**Material for the task:**
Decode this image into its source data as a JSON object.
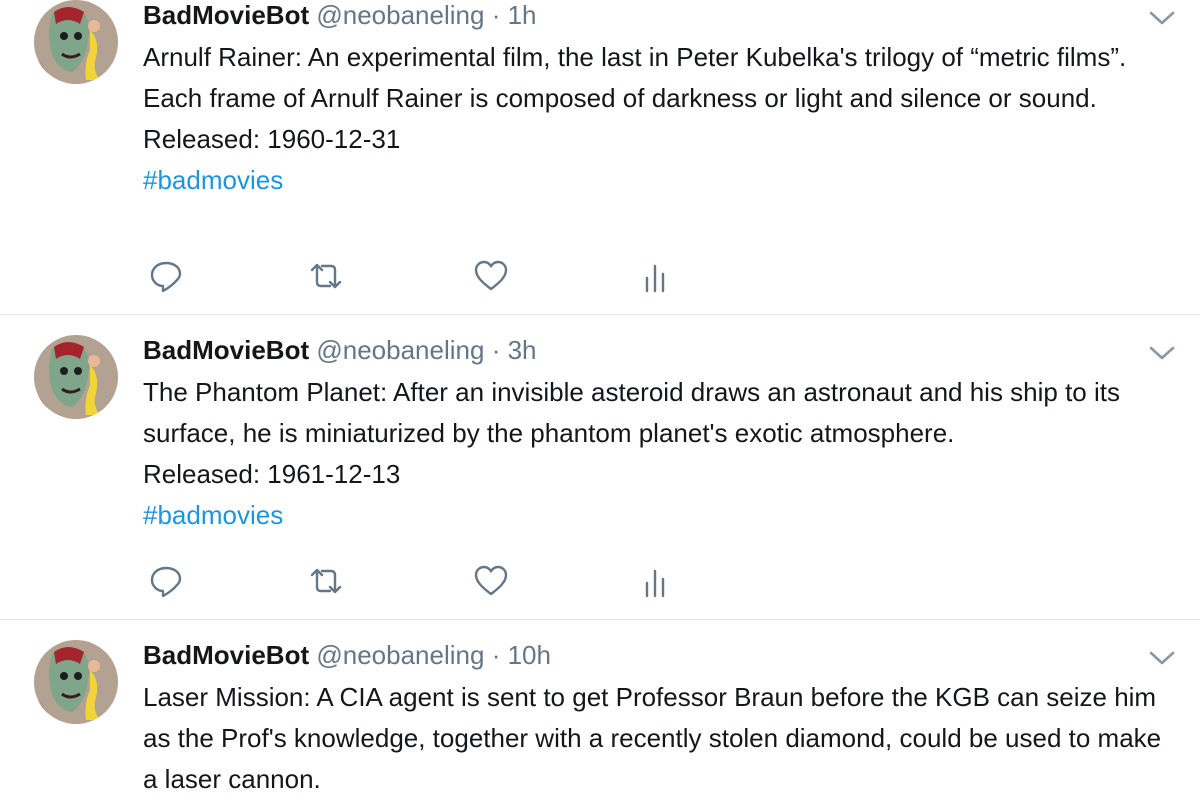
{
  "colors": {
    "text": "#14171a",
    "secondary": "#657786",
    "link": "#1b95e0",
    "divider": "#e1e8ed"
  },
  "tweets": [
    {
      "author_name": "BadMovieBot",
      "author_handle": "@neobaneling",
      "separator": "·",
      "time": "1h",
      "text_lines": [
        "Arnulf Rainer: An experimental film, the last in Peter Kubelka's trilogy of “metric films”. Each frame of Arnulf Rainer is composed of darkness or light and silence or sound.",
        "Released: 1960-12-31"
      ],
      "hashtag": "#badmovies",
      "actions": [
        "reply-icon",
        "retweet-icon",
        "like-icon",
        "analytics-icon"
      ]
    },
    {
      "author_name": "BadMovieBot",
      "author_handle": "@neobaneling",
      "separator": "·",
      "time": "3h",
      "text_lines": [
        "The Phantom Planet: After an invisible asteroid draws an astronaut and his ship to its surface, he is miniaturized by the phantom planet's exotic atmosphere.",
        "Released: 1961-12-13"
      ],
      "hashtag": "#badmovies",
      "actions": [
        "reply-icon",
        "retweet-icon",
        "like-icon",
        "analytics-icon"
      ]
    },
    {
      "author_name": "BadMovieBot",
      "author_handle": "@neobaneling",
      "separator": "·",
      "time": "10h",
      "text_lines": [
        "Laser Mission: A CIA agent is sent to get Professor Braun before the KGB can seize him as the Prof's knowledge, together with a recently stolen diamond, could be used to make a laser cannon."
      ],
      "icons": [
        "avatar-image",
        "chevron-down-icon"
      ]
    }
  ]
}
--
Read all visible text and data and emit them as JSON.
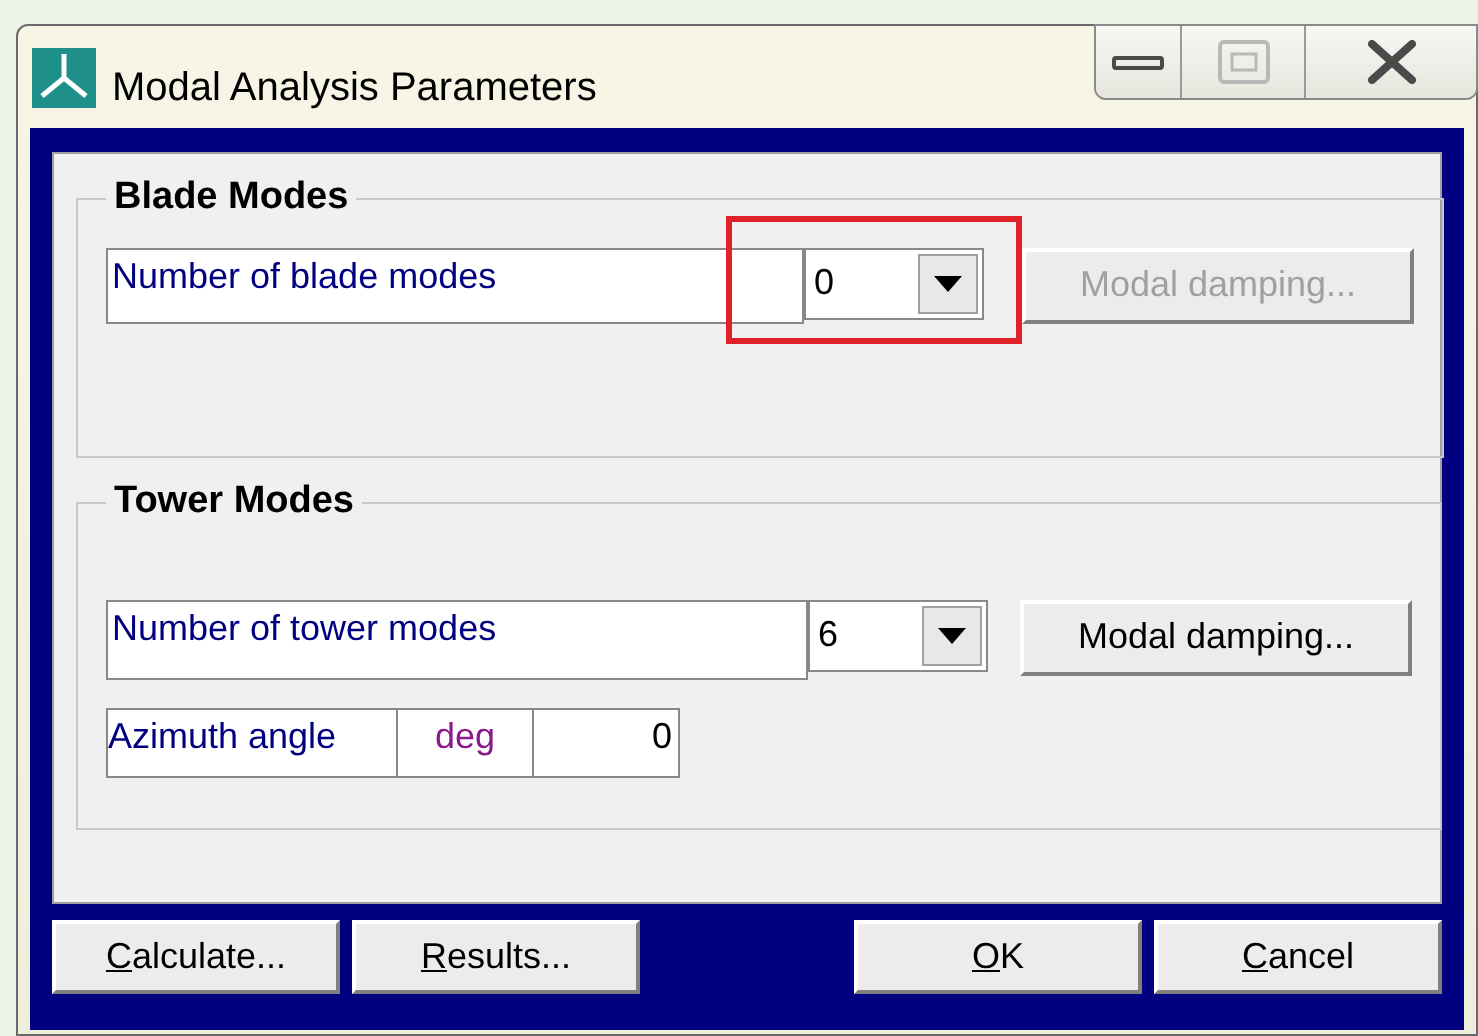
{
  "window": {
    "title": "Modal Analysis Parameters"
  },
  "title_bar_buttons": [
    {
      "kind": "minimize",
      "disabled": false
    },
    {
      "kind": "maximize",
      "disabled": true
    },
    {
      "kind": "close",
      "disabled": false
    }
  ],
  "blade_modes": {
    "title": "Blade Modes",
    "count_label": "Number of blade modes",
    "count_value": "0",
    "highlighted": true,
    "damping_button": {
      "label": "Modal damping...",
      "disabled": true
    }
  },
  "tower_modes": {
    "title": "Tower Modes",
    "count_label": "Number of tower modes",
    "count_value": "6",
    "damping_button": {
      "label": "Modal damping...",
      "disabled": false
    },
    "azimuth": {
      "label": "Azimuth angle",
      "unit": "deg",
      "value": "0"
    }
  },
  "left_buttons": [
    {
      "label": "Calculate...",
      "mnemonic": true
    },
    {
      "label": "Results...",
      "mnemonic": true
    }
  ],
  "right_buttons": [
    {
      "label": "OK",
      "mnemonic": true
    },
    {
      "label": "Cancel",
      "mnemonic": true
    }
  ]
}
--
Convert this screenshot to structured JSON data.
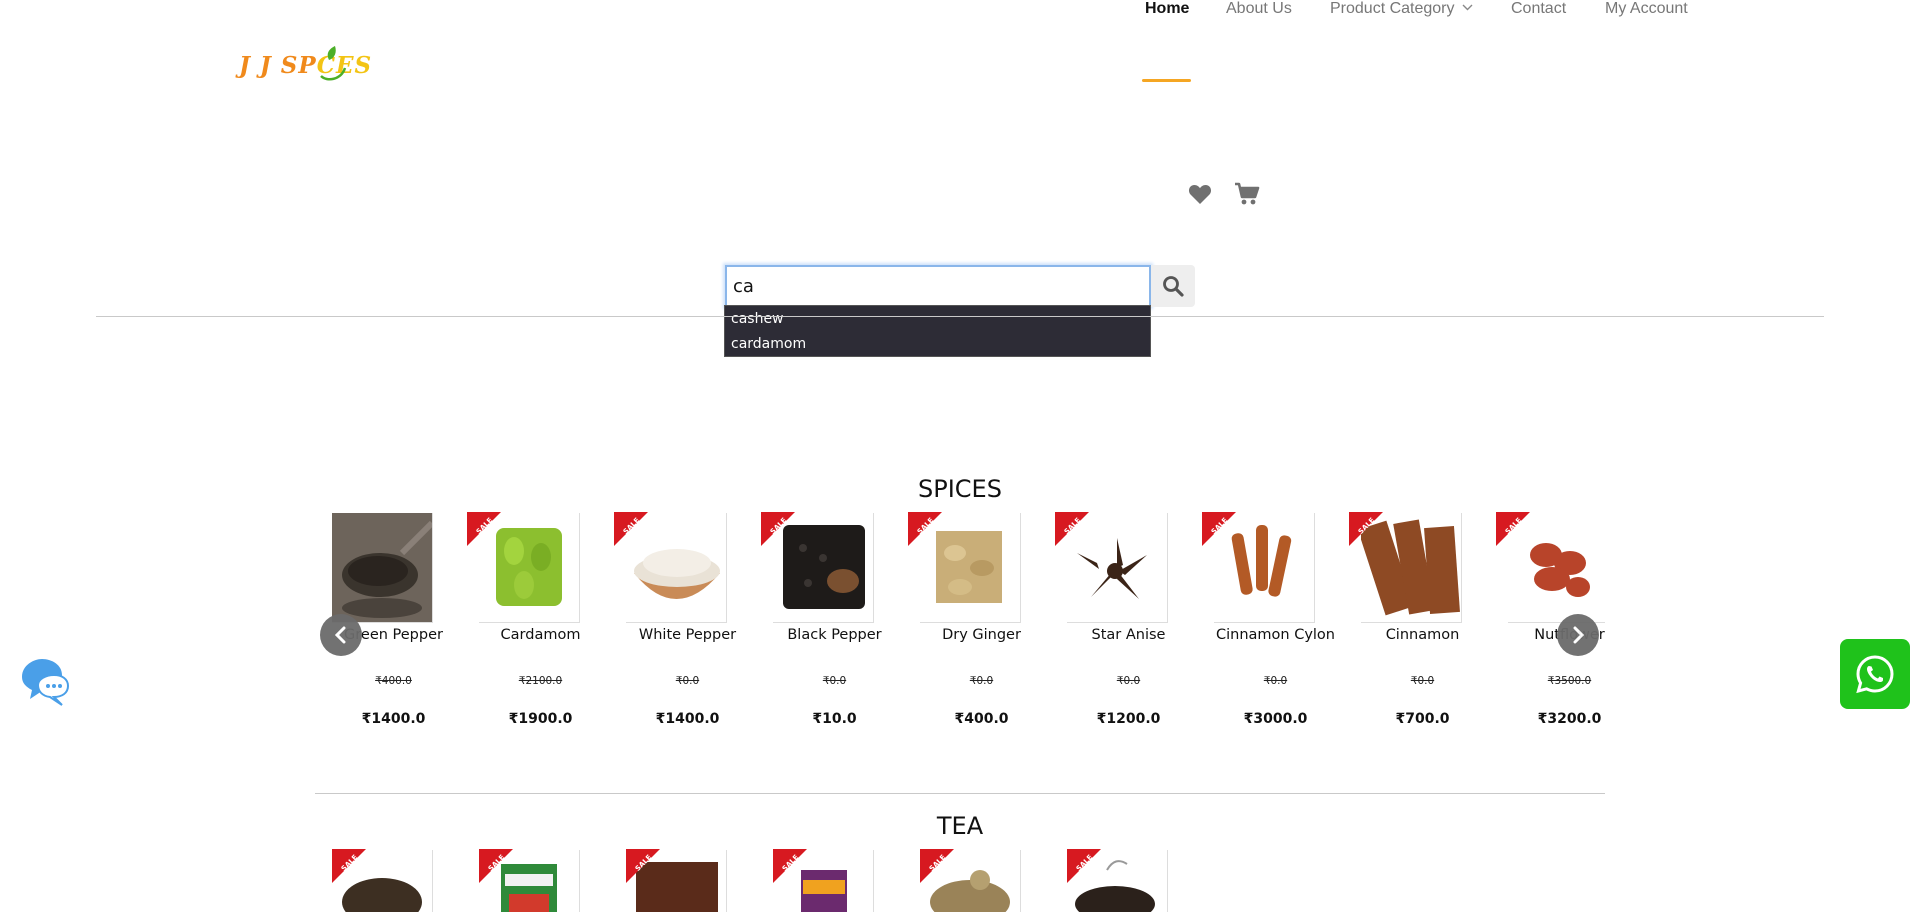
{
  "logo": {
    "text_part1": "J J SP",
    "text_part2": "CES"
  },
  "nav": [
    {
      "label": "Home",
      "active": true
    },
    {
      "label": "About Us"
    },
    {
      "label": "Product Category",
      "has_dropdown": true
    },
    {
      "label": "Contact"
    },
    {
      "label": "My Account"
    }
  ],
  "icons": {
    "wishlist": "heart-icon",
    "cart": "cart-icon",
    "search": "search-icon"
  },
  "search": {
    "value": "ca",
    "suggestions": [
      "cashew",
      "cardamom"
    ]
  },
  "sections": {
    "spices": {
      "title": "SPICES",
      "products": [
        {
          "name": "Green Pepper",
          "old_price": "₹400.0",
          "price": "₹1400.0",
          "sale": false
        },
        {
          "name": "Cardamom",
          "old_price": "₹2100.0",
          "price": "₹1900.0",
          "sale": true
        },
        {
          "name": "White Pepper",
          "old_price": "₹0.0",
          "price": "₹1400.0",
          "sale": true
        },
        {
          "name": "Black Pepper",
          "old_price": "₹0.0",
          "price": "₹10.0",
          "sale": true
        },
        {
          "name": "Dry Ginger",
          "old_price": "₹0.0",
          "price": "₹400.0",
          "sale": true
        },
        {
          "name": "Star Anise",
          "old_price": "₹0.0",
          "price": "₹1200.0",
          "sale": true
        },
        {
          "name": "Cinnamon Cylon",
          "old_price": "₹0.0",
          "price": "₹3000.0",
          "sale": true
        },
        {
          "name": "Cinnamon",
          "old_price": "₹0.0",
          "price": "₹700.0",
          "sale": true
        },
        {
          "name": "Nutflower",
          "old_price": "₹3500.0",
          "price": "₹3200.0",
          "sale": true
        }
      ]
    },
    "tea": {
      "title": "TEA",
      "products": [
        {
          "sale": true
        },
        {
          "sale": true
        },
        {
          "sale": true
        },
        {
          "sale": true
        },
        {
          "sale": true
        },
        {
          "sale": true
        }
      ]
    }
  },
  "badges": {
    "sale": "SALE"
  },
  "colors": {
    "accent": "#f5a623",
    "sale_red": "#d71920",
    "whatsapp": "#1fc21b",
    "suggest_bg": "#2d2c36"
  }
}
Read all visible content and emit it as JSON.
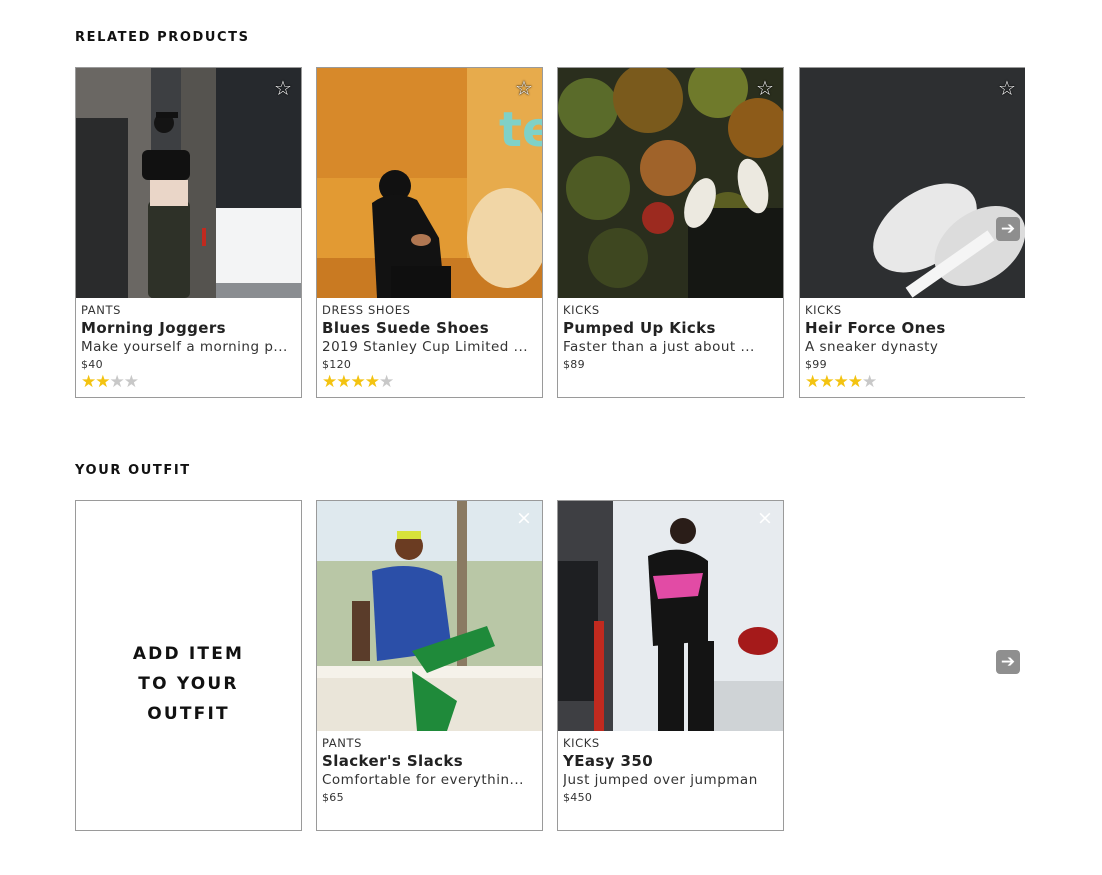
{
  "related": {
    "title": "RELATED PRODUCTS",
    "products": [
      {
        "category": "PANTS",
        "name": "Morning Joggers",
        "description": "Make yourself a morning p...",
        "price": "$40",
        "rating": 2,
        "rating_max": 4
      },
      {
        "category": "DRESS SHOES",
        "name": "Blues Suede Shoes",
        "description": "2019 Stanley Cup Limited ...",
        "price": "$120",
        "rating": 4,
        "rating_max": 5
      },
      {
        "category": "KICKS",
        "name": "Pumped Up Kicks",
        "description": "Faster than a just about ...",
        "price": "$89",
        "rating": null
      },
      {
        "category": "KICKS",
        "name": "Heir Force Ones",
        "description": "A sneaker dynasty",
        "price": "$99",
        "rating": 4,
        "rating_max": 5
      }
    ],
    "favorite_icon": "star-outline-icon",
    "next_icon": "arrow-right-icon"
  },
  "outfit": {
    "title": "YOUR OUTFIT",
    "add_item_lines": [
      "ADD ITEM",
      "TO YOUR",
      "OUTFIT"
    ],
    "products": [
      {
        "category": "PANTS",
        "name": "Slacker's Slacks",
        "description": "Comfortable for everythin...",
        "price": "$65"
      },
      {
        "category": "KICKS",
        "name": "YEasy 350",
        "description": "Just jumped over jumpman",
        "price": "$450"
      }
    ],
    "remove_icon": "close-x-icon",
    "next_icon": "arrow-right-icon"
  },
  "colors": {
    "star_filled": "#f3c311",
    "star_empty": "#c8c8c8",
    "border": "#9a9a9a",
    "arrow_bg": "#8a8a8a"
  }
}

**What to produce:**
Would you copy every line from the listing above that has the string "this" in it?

**Task response:**
Decode this image into its source data as a JSON object.
Convert this screenshot to structured JSON data.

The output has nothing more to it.